Problem to solve =>
Select, from the material below, each line with "data" in it.

----------------------------------------

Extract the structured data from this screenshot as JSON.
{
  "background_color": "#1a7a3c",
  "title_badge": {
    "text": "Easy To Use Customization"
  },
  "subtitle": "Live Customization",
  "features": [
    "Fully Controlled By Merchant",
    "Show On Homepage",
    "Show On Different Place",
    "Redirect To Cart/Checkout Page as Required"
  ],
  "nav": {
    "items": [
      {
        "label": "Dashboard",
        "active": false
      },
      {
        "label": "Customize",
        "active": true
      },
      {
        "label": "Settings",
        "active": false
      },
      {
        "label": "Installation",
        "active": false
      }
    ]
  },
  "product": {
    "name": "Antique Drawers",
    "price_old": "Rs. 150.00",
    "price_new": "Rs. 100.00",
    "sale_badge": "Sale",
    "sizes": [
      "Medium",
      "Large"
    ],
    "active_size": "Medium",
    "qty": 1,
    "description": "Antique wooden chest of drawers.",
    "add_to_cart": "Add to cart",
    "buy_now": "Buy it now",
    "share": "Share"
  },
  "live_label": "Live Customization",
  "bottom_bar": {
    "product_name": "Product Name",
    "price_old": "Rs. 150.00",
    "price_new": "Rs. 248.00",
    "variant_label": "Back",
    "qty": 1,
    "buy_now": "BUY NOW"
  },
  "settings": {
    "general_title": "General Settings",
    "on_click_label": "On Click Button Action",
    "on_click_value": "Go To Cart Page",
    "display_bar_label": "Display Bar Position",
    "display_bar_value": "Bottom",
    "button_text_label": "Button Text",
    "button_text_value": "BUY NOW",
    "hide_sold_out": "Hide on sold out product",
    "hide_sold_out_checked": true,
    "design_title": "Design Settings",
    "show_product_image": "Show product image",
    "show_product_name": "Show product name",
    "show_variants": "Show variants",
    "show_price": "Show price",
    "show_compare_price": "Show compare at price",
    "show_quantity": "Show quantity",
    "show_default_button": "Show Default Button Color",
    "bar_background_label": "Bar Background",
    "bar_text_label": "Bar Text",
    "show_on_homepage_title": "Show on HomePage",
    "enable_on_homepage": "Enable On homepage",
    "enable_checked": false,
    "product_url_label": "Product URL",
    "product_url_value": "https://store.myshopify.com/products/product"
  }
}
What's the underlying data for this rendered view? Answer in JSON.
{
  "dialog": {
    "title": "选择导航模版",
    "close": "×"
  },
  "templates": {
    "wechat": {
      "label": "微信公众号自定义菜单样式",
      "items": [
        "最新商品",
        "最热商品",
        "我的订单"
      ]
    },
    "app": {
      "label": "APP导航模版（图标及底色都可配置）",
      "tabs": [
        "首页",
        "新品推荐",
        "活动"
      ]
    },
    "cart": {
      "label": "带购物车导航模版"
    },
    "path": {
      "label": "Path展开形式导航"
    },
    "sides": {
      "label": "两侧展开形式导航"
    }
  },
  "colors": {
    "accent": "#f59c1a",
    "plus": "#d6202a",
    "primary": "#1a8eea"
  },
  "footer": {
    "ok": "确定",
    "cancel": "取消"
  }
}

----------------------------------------

Final answer =>
Extract the structured data from this screenshot as JSON.
What's the underlying data for this rendered view? Answer in JSON.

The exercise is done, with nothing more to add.